SaaS businesses are set to benefit from a new Trailblazers fund launched by Salesforce Ventures. This corporate VC firm was the most active in Europe last year, and over 35% of their funding went to SaaS companies. “We see tremendous opportunity to invest in companies across Europe as this market continues to grow at scale,” said Miguel Milano, international president at Salesforce.
Europe is considered a leader in cloud technology by many, and Salesforce Ventures committed $100 M of investment in the region in 2015. Some key investments included: GoCardless, Privatar and Onfido in the UK; FinalCAD, Akeneo and Sigfox in France; and Bringg.
Problems regarding Uber’s “contractor” model are not going away. While no one directly relates this business model to the slump in Uber’s stock price since they IPOed, questions are still being asked. Possible solutions that may make this business model sustainable, both for firms and employees, include the possibility of capping the number of employees so that wages can be maintained.

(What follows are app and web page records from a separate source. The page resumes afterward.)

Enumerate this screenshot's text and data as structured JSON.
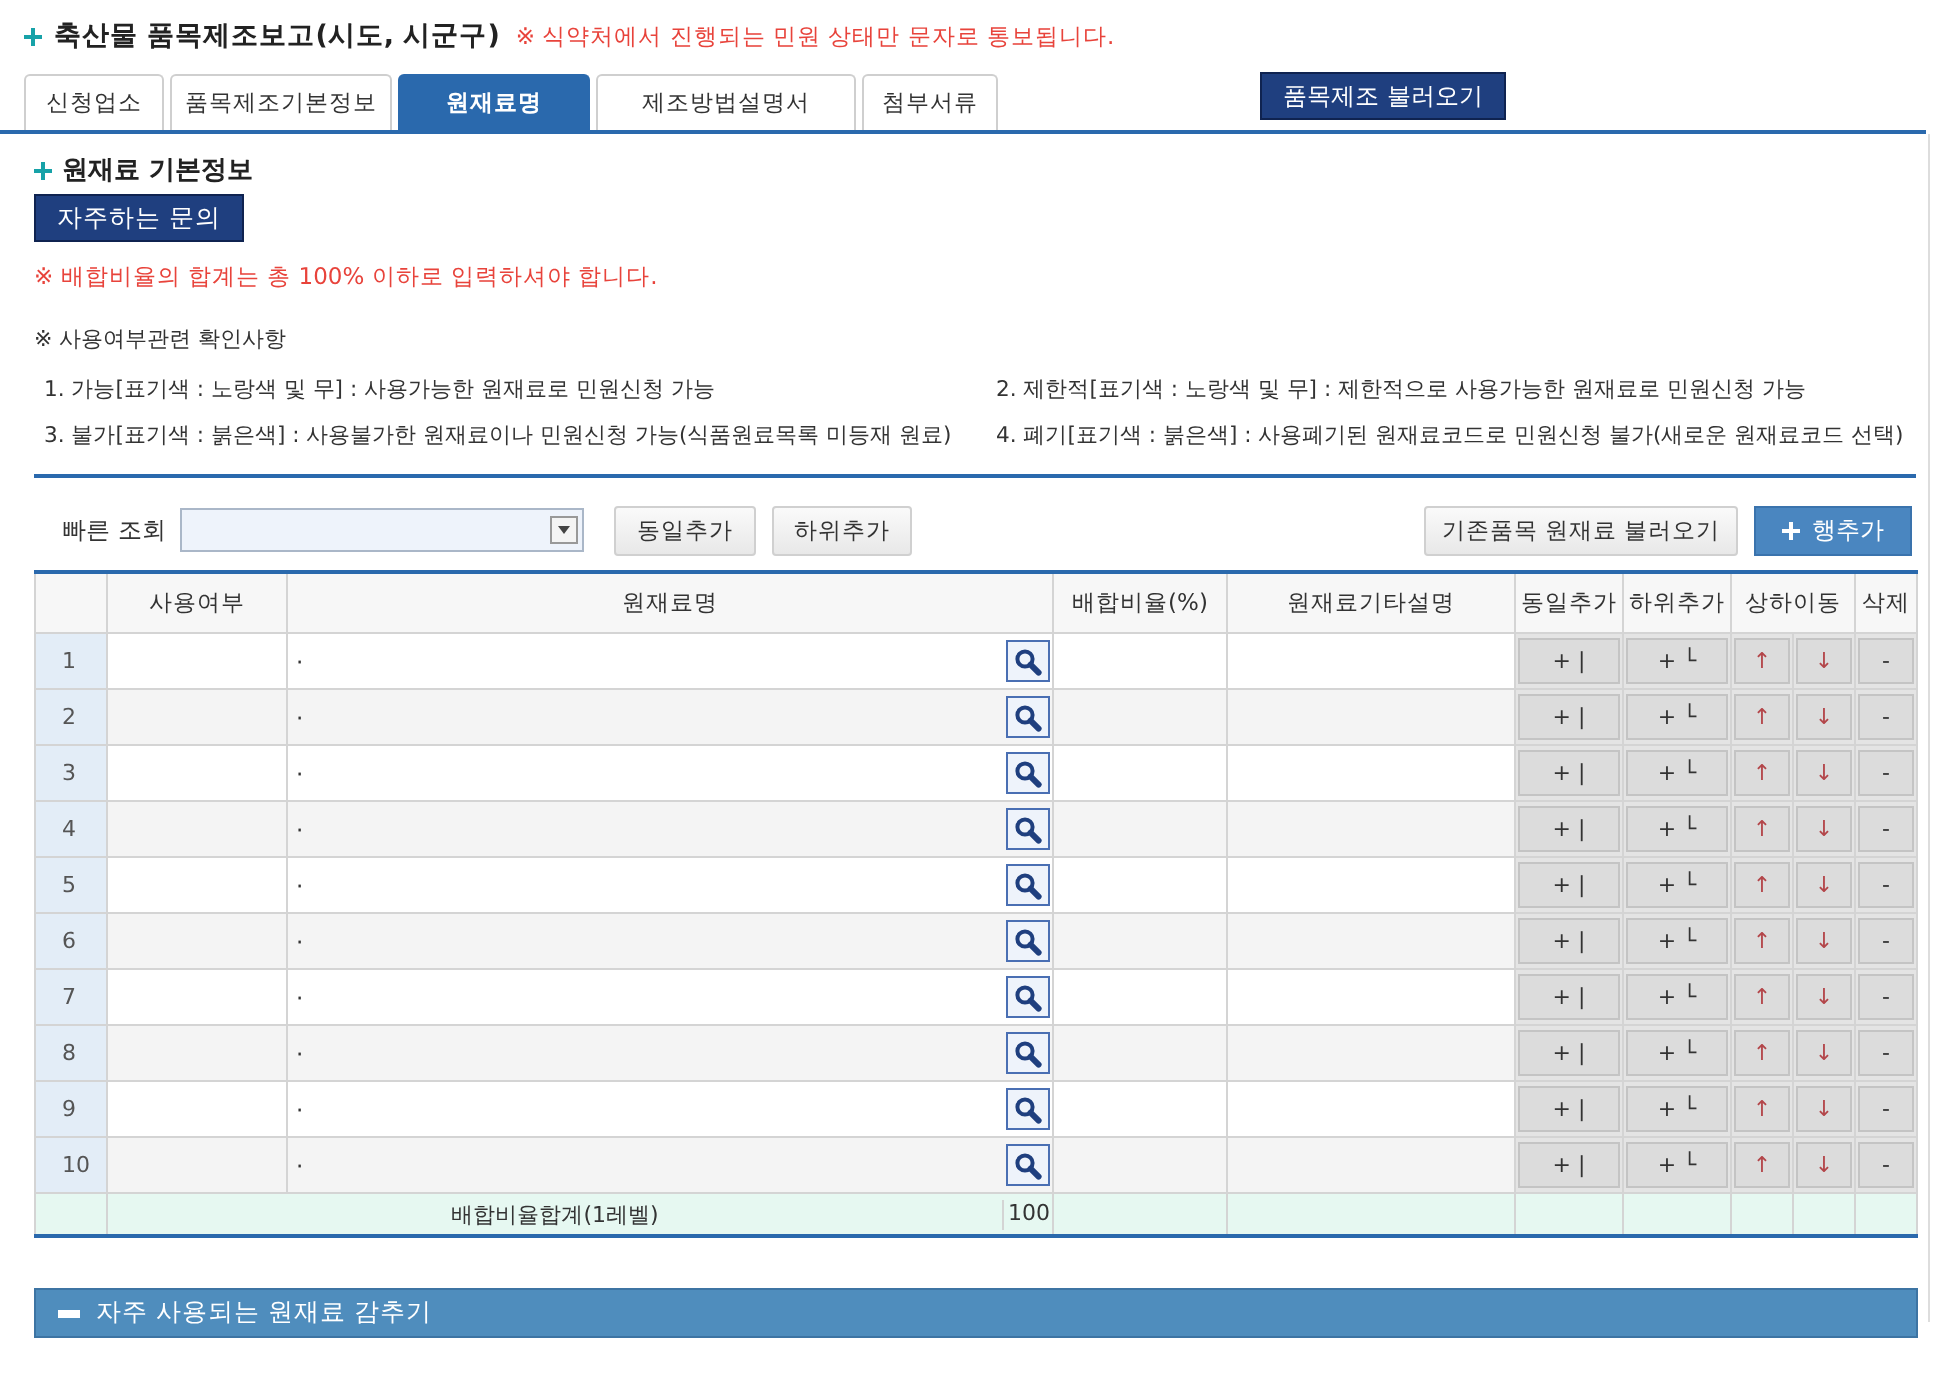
{
  "title": "축산물 품목제조보고(시도, 시군구)",
  "notice": "※ 식약처에서 진행되는 민원 상태만 문자로 통보됩니다.",
  "tabs": [
    {
      "label": "신청업소",
      "selected": false
    },
    {
      "label": "품목제조기본정보",
      "selected": false
    },
    {
      "label": "원재료명",
      "selected": true
    },
    {
      "label": "제조방법설명서",
      "selected": false
    },
    {
      "label": "첨부서류",
      "selected": false
    }
  ],
  "load_button": "품목제조 불러오기",
  "section_title": "원재료 기본정보",
  "faq_button": "자주하는 문의",
  "ratio_warning": "※ 배합비율의 합계는 총 100% 이하로 입력하셔야 합니다.",
  "usage_heading": "※ 사용여부관련 확인사항",
  "usage_notes": [
    "1. 가능[표기색 : 노랑색 및 무] : 사용가능한 원재료로 민원신청 가능",
    "2. 제한적[표기색 : 노랑색 및 무] : 제한적으로 사용가능한 원재료로 민원신청 가능",
    "3. 불가[표기색 : 붉은색] : 사용불가한 원재료이나 민원신청 가능(식품원료목록 미등재 원료)",
    "4. 폐기[표기색 : 붉은색] : 사용폐기된 원재료코드로 민원신청 불가(새로운 원재료코드 선택)"
  ],
  "toolbar": {
    "quick_search_label": "빠른 조회",
    "same_add": "동일추가",
    "sub_add": "하위추가",
    "load_existing": "기존품목 원재료 불러오기",
    "add_row": "행추가"
  },
  "table": {
    "columns": [
      "사용여부",
      "원재료명",
      "배합비율(%)",
      "원재료기타설명",
      "동일추가",
      "하위추가",
      "상하이동",
      "삭제"
    ],
    "rows": [
      {
        "no": "1",
        "bullet": "·",
        "same": "+ |",
        "sub": "+ └",
        "up": "↑",
        "down": "↓",
        "del": "-"
      },
      {
        "no": "2",
        "bullet": "·",
        "same": "+ |",
        "sub": "+ └",
        "up": "↑",
        "down": "↓",
        "del": "-"
      },
      {
        "no": "3",
        "bullet": "·",
        "same": "+ |",
        "sub": "+ └",
        "up": "↑",
        "down": "↓",
        "del": "-"
      },
      {
        "no": "4",
        "bullet": "·",
        "same": "+ |",
        "sub": "+ └",
        "up": "↑",
        "down": "↓",
        "del": "-"
      },
      {
        "no": "5",
        "bullet": "·",
        "same": "+ |",
        "sub": "+ └",
        "up": "↑",
        "down": "↓",
        "del": "-"
      },
      {
        "no": "6",
        "bullet": "·",
        "same": "+ |",
        "sub": "+ └",
        "up": "↑",
        "down": "↓",
        "del": "-"
      },
      {
        "no": "7",
        "bullet": "·",
        "same": "+ |",
        "sub": "+ └",
        "up": "↑",
        "down": "↓",
        "del": "-"
      },
      {
        "no": "8",
        "bullet": "·",
        "same": "+ |",
        "sub": "+ └",
        "up": "↑",
        "down": "↓",
        "del": "-"
      },
      {
        "no": "9",
        "bullet": "·",
        "same": "+ |",
        "sub": "+ └",
        "up": "↑",
        "down": "↓",
        "del": "-"
      },
      {
        "no": "10",
        "bullet": "·",
        "same": "+ |",
        "sub": "+ └",
        "up": "↑",
        "down": "↓",
        "del": "-"
      }
    ],
    "total": {
      "label": "배합비율합계(1레벨)",
      "value": "100"
    }
  },
  "collapse_bar": {
    "label": "자주 사용되는 원재료 감추기",
    "expanded": true
  }
}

Emily is an Editor at SaaS Mag, bringing with her a history of business and economic writing as well as editorial directing for Wharton Magazine, professional experience in investment banking and oil & gas consulting, and a passion for international business. As a marketing analyst for FE International, she manages the communication of a company’s identity through the application of content marketing and data analysis. Emily graduated from the University of Pennsylvania and the Wharton School with a Bachelor of Arts in English and a Bachelor of Science in economics.